Bay of Plenty residents will be able to have their say on what they want to happen to the remaining wreck on Astrolabe Reef and the seabed.
The Rena's owners and insurers have announced two open days will be held in Tauranga and Papamoa to present the preliminary findings from a series of independent expert reports.
These will be held in Tauranga on October 30 and in Papamoa on November 3.
Captain John Owen, senior claims manager for insurer The Swedish Club, said no decision had been reached about what to do with the wreck.
He said the owners and insurers wanted community input into the safest and most practicable way to deal with the remains of the ship.
Captain Owen and several independent technical specialists involved in preparing the reports would attend the meetings.
The preliminary reports review the impacts resulting from different disposal options across a range of effects, including health and safety, water quality, ecology and fisheries, recreation and tourism and cultural and social values.
"Our approach to the ongoing studies has been to understand how the marine environment can best recover by causing the least amount of further damage,'' he said.
"The baseline from which we are working is the prospect of complete removal of the wreck to the extent that this is safe and practicable.''
Expert risk assessments were continuing but Captain Owen said it was already clear that full wreck removal would be a hazardous operation, posing both health and safety risks as well as environmental damage to the reef and sea bed.
Full wreck removal would also almost certainly result in a large scale release of debris and contaminants, he said.
Two options have been ruled out: leaving the wreck as it was; and removing the accommodation block but leaving the rest of the wreck.
Another option involved leaving what will remain of the wreck once Resolve has cut the bow section to 1m below water level, while also removing or securing as much of the remaining cargo as practicable.
This will involve remedial work to make the wreck safer for the environment and recreational divers.
Any decision to leave some of the wreck there would require resource consents and would include ongoing monitoring of the condition of the wreck and the reef environment, appropriate responses to the release of any cargo, and continuing to manage containers and debris under a Debris Management Plan.
Captain Owen said that before a decision was made, the owners and insurers would consider how to address ongoing effects through mitigation or offset, potentially by way of a community fund to provide for environmental improvements and community advancement.
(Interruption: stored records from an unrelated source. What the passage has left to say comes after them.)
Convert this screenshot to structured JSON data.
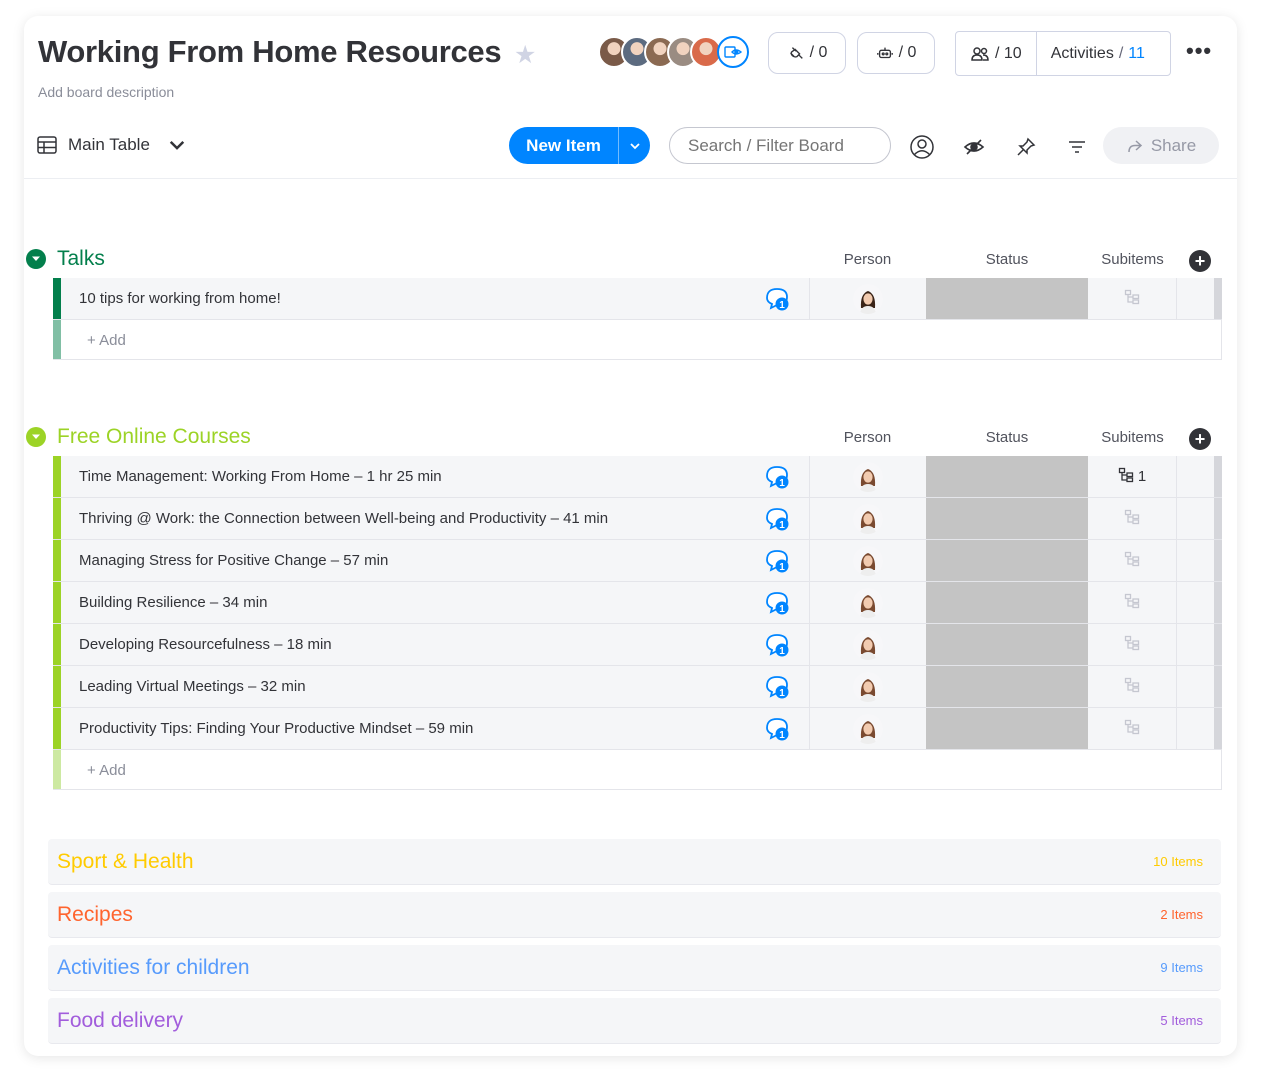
{
  "board": {
    "title": "Working From Home Resources",
    "description": "Add board description"
  },
  "header": {
    "integrations_count": "/ 0",
    "automations_count": "/ 0",
    "members_count": "/ 10",
    "activities_label": "Activities",
    "activities_separator": "/",
    "activities_count": "11",
    "avatar_colors": [
      "#7a5a48",
      "#5c6b80",
      "#8b6a52",
      "#9a8c82",
      "#d96a4a"
    ]
  },
  "toolbar": {
    "view_label": "Main Table",
    "new_item_label": "New Item",
    "search_placeholder": "Search / Filter Board",
    "share_label": "Share"
  },
  "columns": {
    "person": "Person",
    "status": "Status",
    "subitems": "Subitems"
  },
  "groups": [
    {
      "title": "Talks",
      "color": "#037f4c",
      "add_bar_color": "#81bfa5",
      "add_label": "+ Add",
      "rows": [
        {
          "name": "10 tips for working from home!",
          "updates": "1",
          "subitems": ""
        }
      ]
    },
    {
      "title": "Free Online Courses",
      "color": "#9cd326",
      "add_bar_color": "#cde9a2",
      "add_label": "+ Add",
      "rows": [
        {
          "name": "Time Management: Working From Home – 1 hr 25 min",
          "updates": "1",
          "subitems": "1"
        },
        {
          "name": "Thriving @ Work: the Connection between Well-being and Productivity – 41 min",
          "updates": "1",
          "subitems": ""
        },
        {
          "name": "Managing Stress for Positive Change – 57 min",
          "updates": "1",
          "subitems": ""
        },
        {
          "name": "Building Resilience – 34 min",
          "updates": "1",
          "subitems": ""
        },
        {
          "name": "Developing Resourcefulness – 18 min",
          "updates": "1",
          "subitems": ""
        },
        {
          "name": "Leading Virtual Meetings – 32 min",
          "updates": "1",
          "subitems": ""
        },
        {
          "name": "Productivity Tips: Finding Your Productive Mindset – 59 min",
          "updates": "1",
          "subitems": ""
        }
      ]
    }
  ],
  "collapsed_groups": [
    {
      "title": "Sport & Health",
      "count": "10 Items",
      "color": "#ffcb00"
    },
    {
      "title": "Recipes",
      "count": "2 Items",
      "color": "#ff642e"
    },
    {
      "title": "Activities for children",
      "count": "9 Items",
      "color": "#579bfc"
    },
    {
      "title": "Food delivery",
      "count": "5 Items",
      "color": "#a25ddc"
    }
  ],
  "colors": {
    "primary": "#0085ff",
    "status_empty": "#c4c4c4"
  }
}
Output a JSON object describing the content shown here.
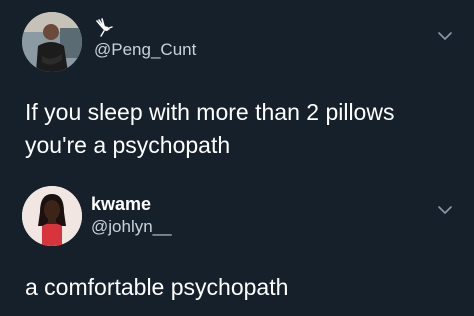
{
  "tweets": [
    {
      "handle": "@Peng_Cunt",
      "text_line1": "If you sleep with more than 2 pillows",
      "text_line2": "you're a psychopath"
    },
    {
      "display_name": "kwame",
      "handle": "@johlyn__",
      "text": "a comfortable psychopath"
    }
  ],
  "colors": {
    "background": "#15202b",
    "text_primary": "#ffffff",
    "text_secondary": "#c9d1d9",
    "chevron": "#8899a6"
  },
  "icons": {
    "tweet1_badge": "dove-icon",
    "menu": "chevron-down-icon"
  }
}
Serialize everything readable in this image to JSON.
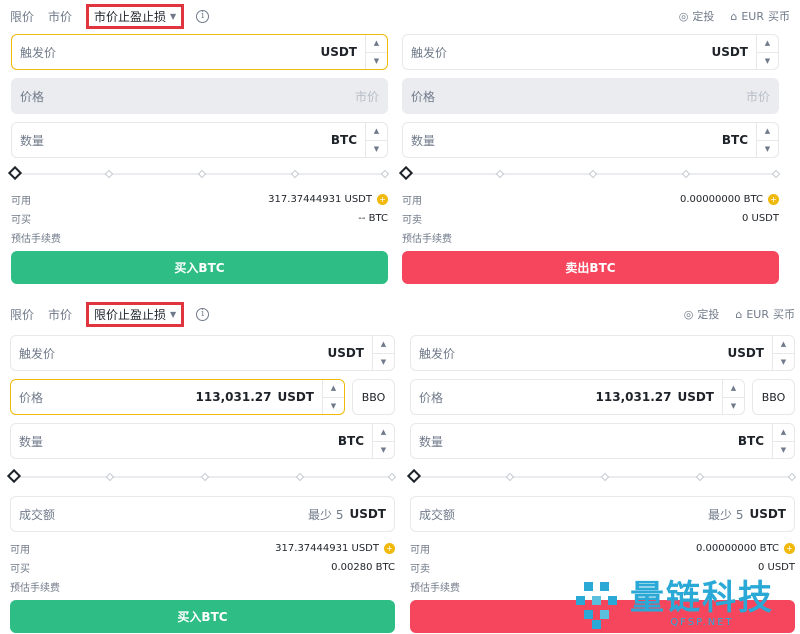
{
  "top": {
    "tabs": [
      "限价",
      "市价"
    ],
    "selected_order_type": "市价止盈止损",
    "links": {
      "dca": "定投",
      "buy_currency": "EUR",
      "buy_label": "买币"
    },
    "buy": {
      "trigger": {
        "label": "触发价",
        "unit": "USDT"
      },
      "price": {
        "label": "价格",
        "placeholder": "市价"
      },
      "amount": {
        "label": "数量",
        "unit": "BTC"
      },
      "available_label": "可用",
      "available_value": "317.37444931 USDT",
      "can_label": "可买",
      "can_value": "-- BTC",
      "fee_label": "预估手续费",
      "button": "买入BTC"
    },
    "sell": {
      "trigger": {
        "label": "触发价",
        "unit": "USDT"
      },
      "price": {
        "label": "价格",
        "placeholder": "市价"
      },
      "amount": {
        "label": "数量",
        "unit": "BTC"
      },
      "available_label": "可用",
      "available_value": "0.00000000 BTC",
      "can_label": "可卖",
      "can_value": "0 USDT",
      "fee_label": "预估手续费",
      "button": "卖出BTC"
    }
  },
  "bottom": {
    "tabs": [
      "限价",
      "市价"
    ],
    "selected_order_type": "限价止盈止损",
    "links": {
      "dca": "定投",
      "buy_currency": "EUR",
      "buy_label": "买币"
    },
    "buy": {
      "trigger": {
        "label": "触发价",
        "unit": "USDT"
      },
      "price": {
        "label": "价格",
        "value": "113,031.27",
        "unit": "USDT"
      },
      "bbo": "BBO",
      "amount": {
        "label": "数量",
        "unit": "BTC"
      },
      "total": {
        "label": "成交额",
        "placeholder": "最少 5",
        "unit": "USDT"
      },
      "available_label": "可用",
      "available_value": "317.37444931 USDT",
      "can_label": "可买",
      "can_value": "0.00280 BTC",
      "fee_label": "预估手续费",
      "button": "买入BTC"
    },
    "sell": {
      "trigger": {
        "label": "触发价",
        "unit": "USDT"
      },
      "price": {
        "label": "价格",
        "value": "113,031.27",
        "unit": "USDT"
      },
      "bbo": "BBO",
      "amount": {
        "label": "数量",
        "unit": "BTC"
      },
      "total": {
        "label": "成交额",
        "placeholder": "最少 5",
        "unit": "USDT"
      },
      "available_label": "可用",
      "available_value": "0.00000000 BTC",
      "can_label": "可卖",
      "can_value": "0 USDT",
      "fee_label": "预估手续费"
    }
  },
  "watermark": {
    "title": "量链科技",
    "subtitle": "QFSP.NET"
  },
  "colors": {
    "buy": "#2ebd85",
    "sell": "#f6465d",
    "highlight": "#e0343e",
    "focus": "#f0b90b",
    "watermark": "#2aa9d6"
  },
  "icons": {
    "info": "info-icon",
    "dca": "dca-icon",
    "buy_crypto": "buy-crypto-icon",
    "coin": "add-funds-icon",
    "stepper": "stepper-arrows"
  }
}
He urged the Bay of Plenty community to engage with the owners and insurers so the best possible decision could be reached.